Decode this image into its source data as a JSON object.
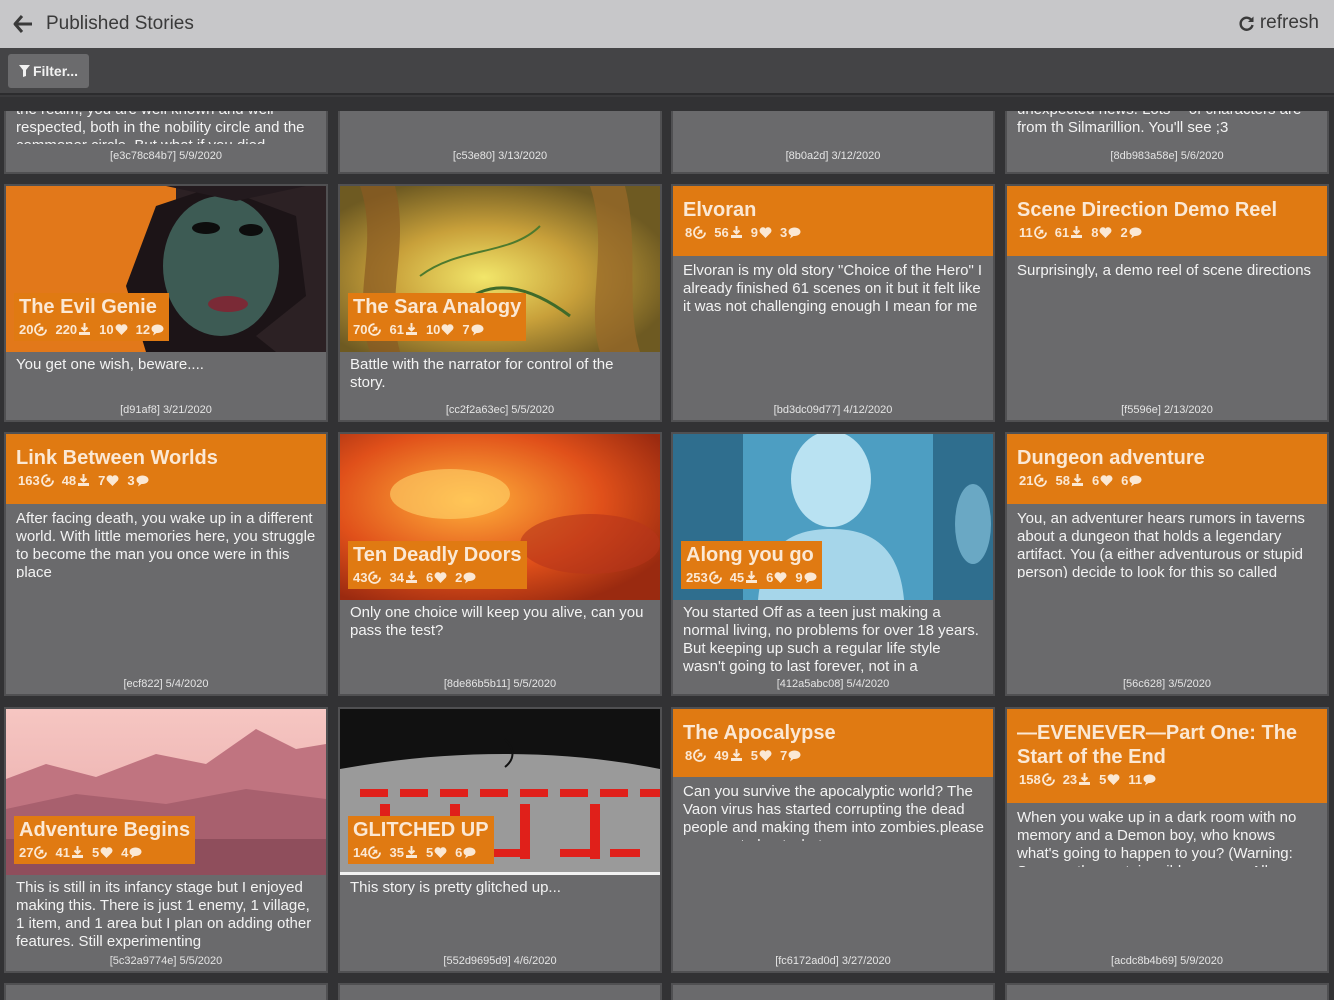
{
  "header": {
    "title": "Published Stories",
    "refresh_label": "refresh"
  },
  "toolbar": {
    "filter_label": "Filter..."
  },
  "partial_cards": [
    {
      "desc": "the realm, you are well known and well respected, both in the nobility circle and the commoner circle. But what if you died",
      "meta": "[e3c78c84b7] 5/9/2020"
    },
    {
      "desc": "",
      "meta": "[c53e80] 3/13/2020"
    },
    {
      "desc": "",
      "meta": "[8b0a2d] 3/12/2020"
    },
    {
      "desc": "unexpected news. Lots -- of characters are from th Silmarillion. You'll see ;3",
      "meta": "[8db983a58e] 5/6/2020"
    }
  ],
  "stories": [
    {
      "title": "The Evil Genie",
      "plays": "20",
      "downloads": "220",
      "likes": "10",
      "comments": "12",
      "desc": "You get one wish, beware....",
      "meta": "[d91af8] 3/21/2020"
    },
    {
      "title": "The Sara Analogy",
      "plays": "70",
      "downloads": "61",
      "likes": "10",
      "comments": "7",
      "desc": "Battle with the narrator for control of the story.",
      "meta": "[cc2f2a63ec] 5/5/2020"
    },
    {
      "title": "Elvoran",
      "plays": "8",
      "downloads": "56",
      "likes": "9",
      "comments": "3",
      "desc": "Elvoran is my old story \"Choice of the Hero\" I already finished 61 scenes on it but it felt like it was not challenging enough I mean for me it lacked challenge and",
      "meta": "[bd3dc09d77] 4/12/2020"
    },
    {
      "title": "Scene Direction Demo Reel",
      "plays": "11",
      "downloads": "61",
      "likes": "8",
      "comments": "2",
      "desc": "Surprisingly, a demo reel of scene directions",
      "meta": "[f5596e] 2/13/2020"
    },
    {
      "title": "Link Between Worlds",
      "plays": "163",
      "downloads": "48",
      "likes": "7",
      "comments": "3",
      "desc": "After facing death, you wake up in a different world. With little memories here, you struggle to become the man you once were in this place",
      "meta": "[ecf822] 5/4/2020"
    },
    {
      "title": "Ten Deadly Doors",
      "plays": "43",
      "downloads": "34",
      "likes": "6",
      "comments": "2",
      "desc": "Only one choice will keep you alive, can you pass the test?",
      "meta": "[8de86b5b11] 5/5/2020"
    },
    {
      "title": "Along you go",
      "plays": "253",
      "downloads": "45",
      "likes": "6",
      "comments": "9",
      "desc": "You started Off as a teen just making a normal living, no problems for over 18 years. But keeping up such a regular life style wasn't going to last forever, not in a",
      "meta": "[412a5abc08] 5/4/2020"
    },
    {
      "title": "Dungeon adventure",
      "plays": "21",
      "downloads": "58",
      "likes": "6",
      "comments": "6",
      "desc": "You, an adventurer hears rumors in taverns about a dungeon that holds a legendary artifact. You (a either adventurous or stupid person) decide to look for this so called",
      "meta": "[56c628] 3/5/2020"
    },
    {
      "title": "Adventure Begins",
      "plays": "27",
      "downloads": "41",
      "likes": "5",
      "comments": "4",
      "desc": "This is still in its infancy stage but I enjoyed making this. There is just 1 enemy, 1 village, 1 item, and 1 area but I plan on adding other features. Still experimenting",
      "meta": "[5c32a9774e] 5/5/2020"
    },
    {
      "title": "GLITCHED UP",
      "plays": "14",
      "downloads": "35",
      "likes": "5",
      "comments": "6",
      "desc": "This story is pretty glitched up...",
      "meta": "[552d9695d9] 4/6/2020"
    },
    {
      "title": "The Apocalypse",
      "plays": "8",
      "downloads": "49",
      "likes": "5",
      "comments": "7",
      "desc": "Can you survive the apocalyptic world? The Vaon virus has started corrupting the dead people and making them into zombies.please comment about what you",
      "meta": "[fc6172ad0d] 3/27/2020"
    },
    {
      "title": "—EVENEVER—Part One: The Start of the End",
      "plays": "158",
      "downloads": "23",
      "likes": "5",
      "comments": "11",
      "desc": "When you wake up in a dark room with no memory and a Demon boy, who knows what's going to happen to you? (Warning: Some paths contain mild romance. All",
      "meta": "[acdc8b4b69] 5/9/2020"
    }
  ],
  "colors": {
    "accent": "#e07a12",
    "card_bg": "#6a6a6c",
    "header_bg": "#c7c7c9",
    "page_bg": "#3a3a3c"
  },
  "icons": {
    "back": "arrow-left-icon",
    "refresh": "refresh-icon",
    "filter": "filter-icon",
    "plays": "play-count-icon",
    "downloads": "download-icon",
    "likes": "heart-icon",
    "comments": "comment-icon"
  }
}
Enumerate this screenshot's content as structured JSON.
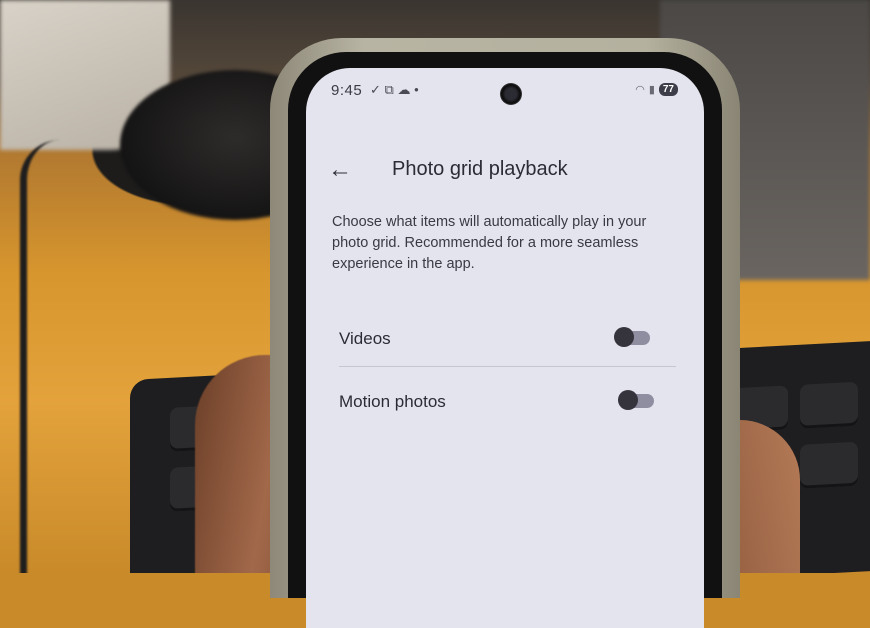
{
  "status_bar": {
    "time": "9:45",
    "icons": [
      "check-icon",
      "screenshot-icon",
      "cloud-icon",
      "dot-icon"
    ],
    "battery": "77"
  },
  "app_bar": {
    "title": "Photo grid playback"
  },
  "description": "Choose what items will automatically play in your photo grid. Recommended for a more seamless experience in the app.",
  "settings": [
    {
      "label": "Videos",
      "enabled": false
    },
    {
      "label": "Motion photos",
      "enabled": false
    }
  ],
  "colors": {
    "screen_bg": "#e4e4ef",
    "toggle_track": "#8f8da0",
    "toggle_knob": "#35333c",
    "text": "#2c2c36"
  }
}
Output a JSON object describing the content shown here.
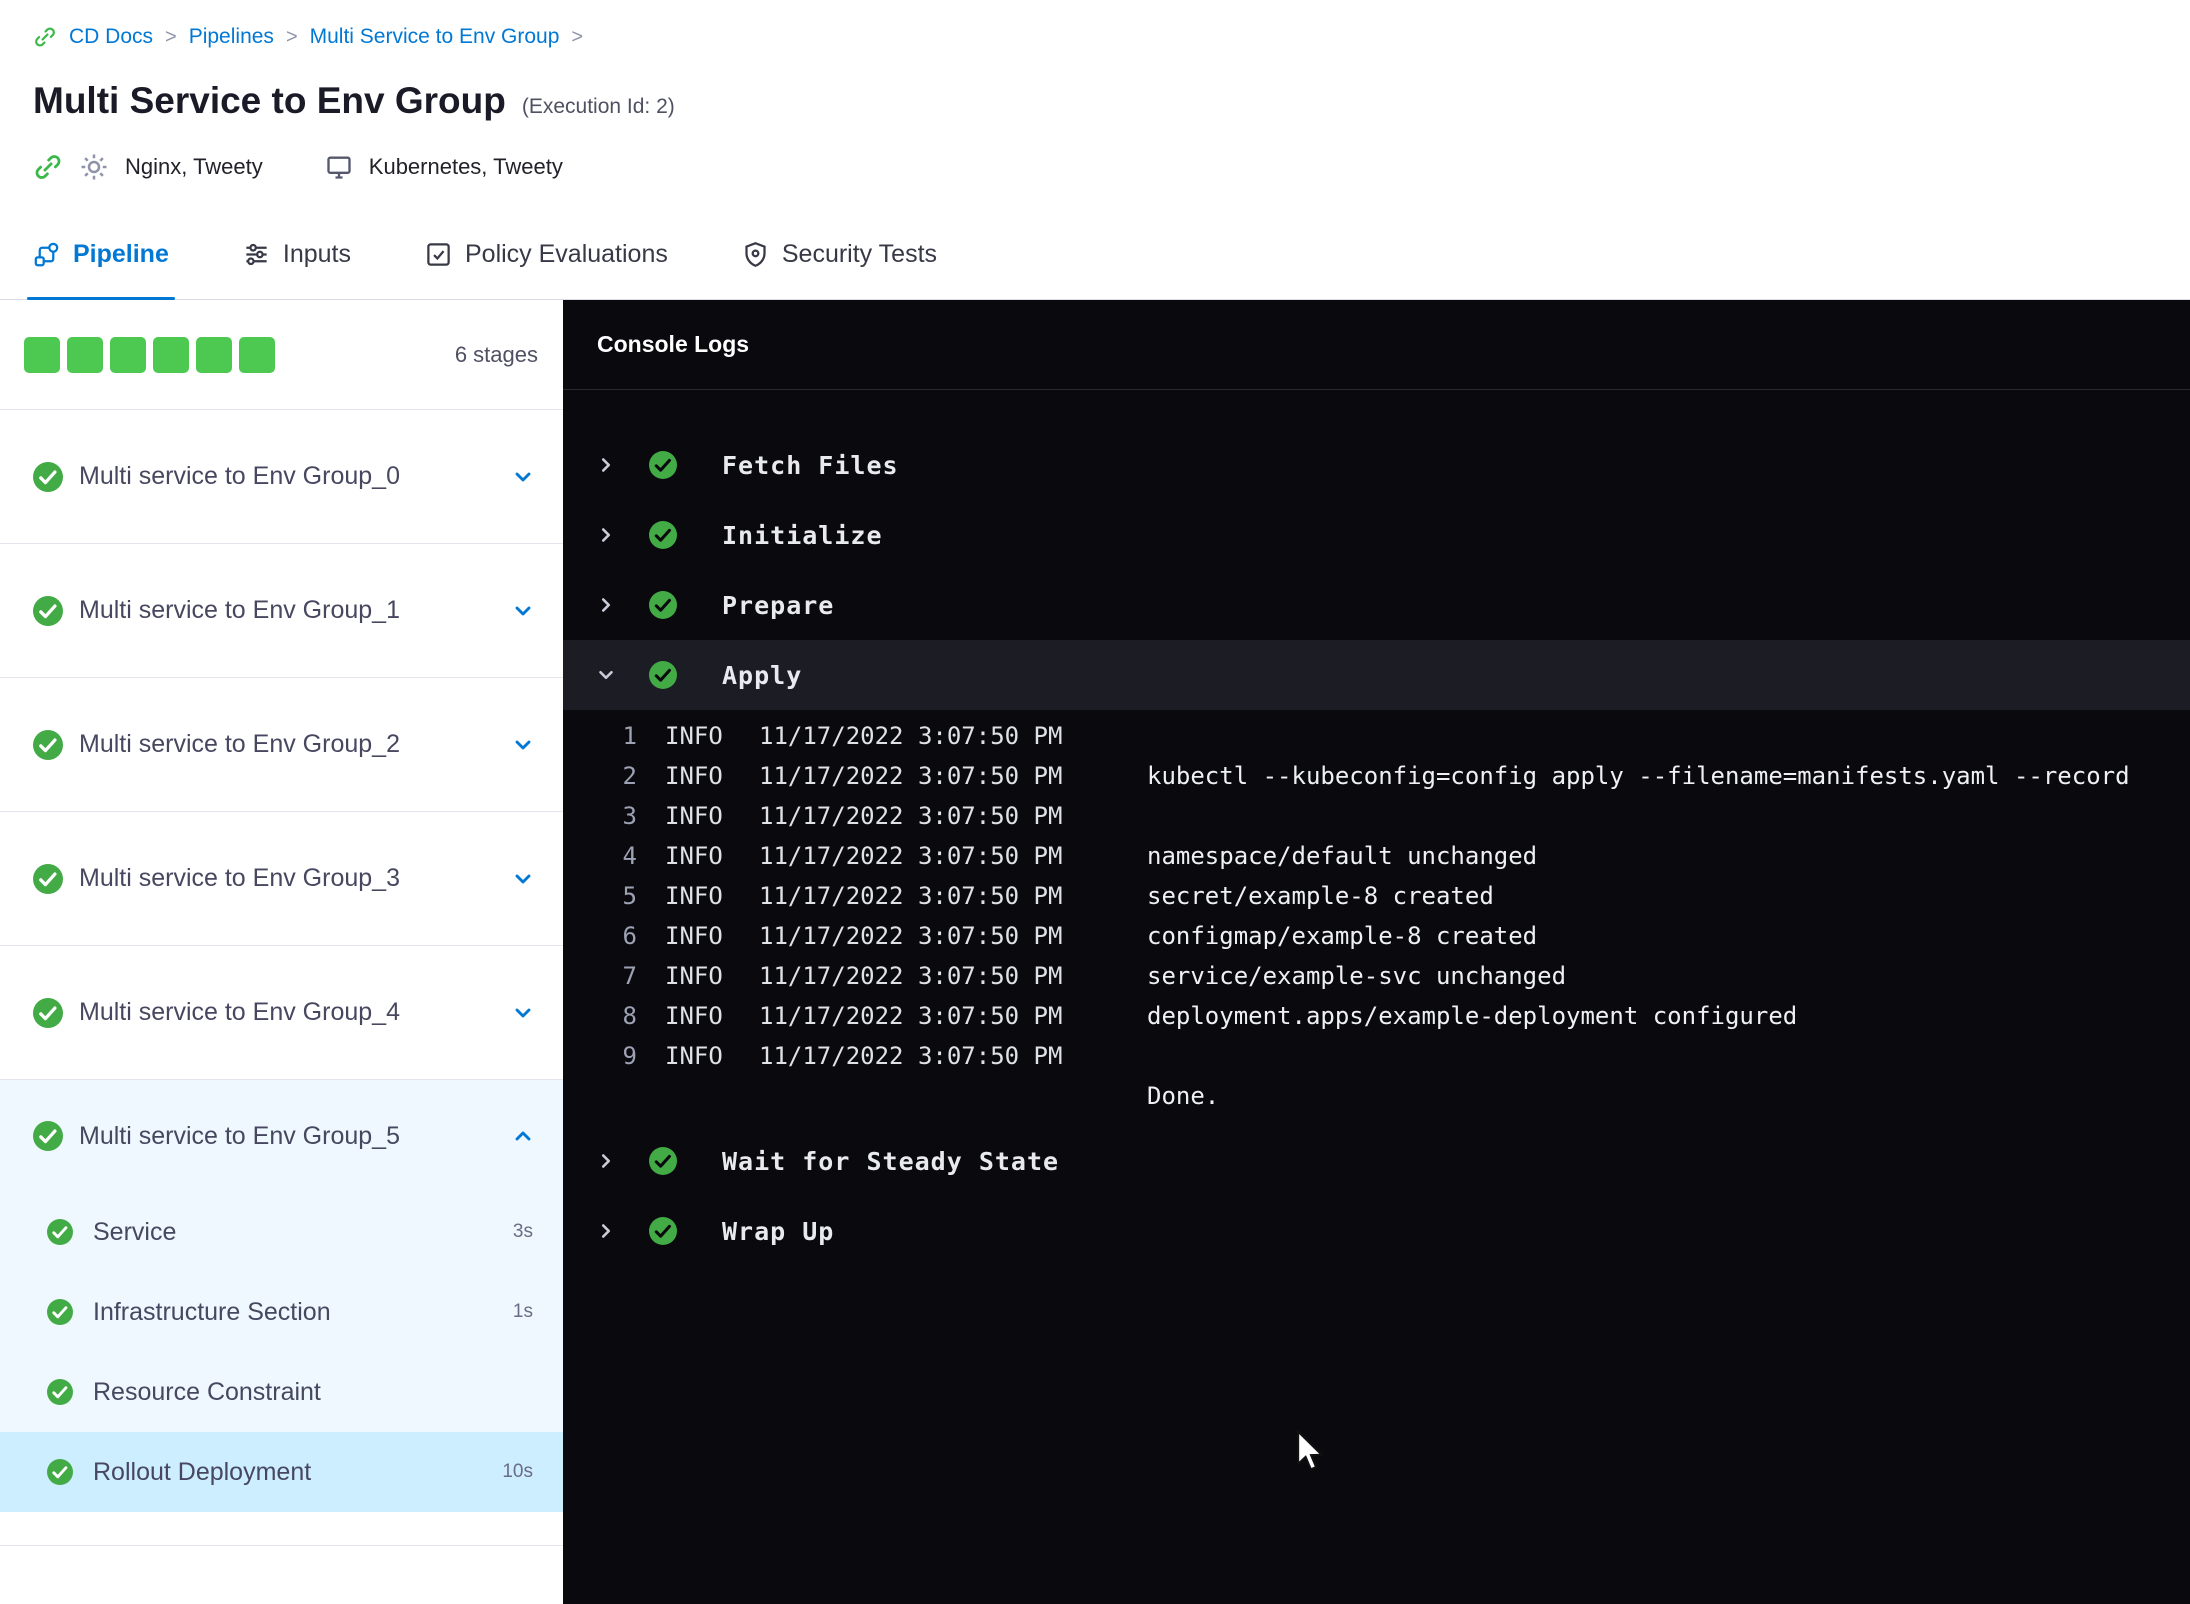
{
  "colors": {
    "accent": "#0278d5",
    "success": "#42ab45",
    "progress_square": "#4dc952",
    "console_bg": "#0a0a0e",
    "expanded_bg": "#eef8fe",
    "selected_bg": "#cdeefe"
  },
  "breadcrumb": {
    "separator": ">",
    "items": [
      {
        "label": "CD Docs"
      },
      {
        "label": "Pipelines"
      },
      {
        "label": "Multi Service to Env Group"
      }
    ]
  },
  "header": {
    "title": "Multi Service to Env Group",
    "execution_id": "(Execution Id: 2)",
    "services": "Nginx, Tweety",
    "environments": "Kubernetes, Tweety"
  },
  "tabs": [
    {
      "label": "Pipeline",
      "active": true
    },
    {
      "label": "Inputs",
      "active": false
    },
    {
      "label": "Policy Evaluations",
      "active": false
    },
    {
      "label": "Security Tests",
      "active": false
    }
  ],
  "sidebar": {
    "stages_count_label": "6 stages",
    "stages": [
      {
        "label": "Multi service to Env Group_0",
        "status": "success",
        "expanded": false
      },
      {
        "label": "Multi service to Env Group_1",
        "status": "success",
        "expanded": false
      },
      {
        "label": "Multi service to Env Group_2",
        "status": "success",
        "expanded": false
      },
      {
        "label": "Multi service to Env Group_3",
        "status": "success",
        "expanded": false
      },
      {
        "label": "Multi service to Env Group_4",
        "status": "success",
        "expanded": false
      },
      {
        "label": "Multi service to Env Group_5",
        "status": "success",
        "expanded": true,
        "steps": [
          {
            "label": "Service",
            "duration": "3s",
            "status": "success",
            "selected": false
          },
          {
            "label": "Infrastructure Section",
            "duration": "1s",
            "status": "success",
            "selected": false
          },
          {
            "label": "Resource Constraint",
            "duration": "",
            "status": "success",
            "selected": false
          },
          {
            "label": "Rollout Deployment",
            "duration": "10s",
            "status": "success",
            "selected": true
          }
        ]
      }
    ]
  },
  "console": {
    "title": "Console Logs",
    "steps": [
      {
        "label": "Fetch Files",
        "status": "success",
        "expanded": false
      },
      {
        "label": "Initialize",
        "status": "success",
        "expanded": false
      },
      {
        "label": "Prepare",
        "status": "success",
        "expanded": false
      },
      {
        "label": "Apply",
        "status": "success",
        "expanded": true,
        "logs": [
          {
            "num": "1",
            "level": "INFO",
            "time": "11/17/2022 3:07:50 PM",
            "msg": ""
          },
          {
            "num": "2",
            "level": "INFO",
            "time": "11/17/2022 3:07:50 PM",
            "msg": "kubectl --kubeconfig=config apply --filename=manifests.yaml --record"
          },
          {
            "num": "3",
            "level": "INFO",
            "time": "11/17/2022 3:07:50 PM",
            "msg": ""
          },
          {
            "num": "4",
            "level": "INFO",
            "time": "11/17/2022 3:07:50 PM",
            "msg": "namespace/default unchanged"
          },
          {
            "num": "5",
            "level": "INFO",
            "time": "11/17/2022 3:07:50 PM",
            "msg": "secret/example-8 created"
          },
          {
            "num": "6",
            "level": "INFO",
            "time": "11/17/2022 3:07:50 PM",
            "msg": "configmap/example-8 created"
          },
          {
            "num": "7",
            "level": "INFO",
            "time": "11/17/2022 3:07:50 PM",
            "msg": "service/example-svc unchanged"
          },
          {
            "num": "8",
            "level": "INFO",
            "time": "11/17/2022 3:07:50 PM",
            "msg": "deployment.apps/example-deployment configured"
          },
          {
            "num": "9",
            "level": "INFO",
            "time": "11/17/2022 3:07:50 PM",
            "msg": ""
          }
        ],
        "tail": "Done."
      },
      {
        "label": "Wait for Steady State",
        "status": "success",
        "expanded": false
      },
      {
        "label": "Wrap Up",
        "status": "success",
        "expanded": false
      }
    ]
  }
}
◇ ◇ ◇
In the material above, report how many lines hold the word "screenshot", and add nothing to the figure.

> _Answer to this problem_: 2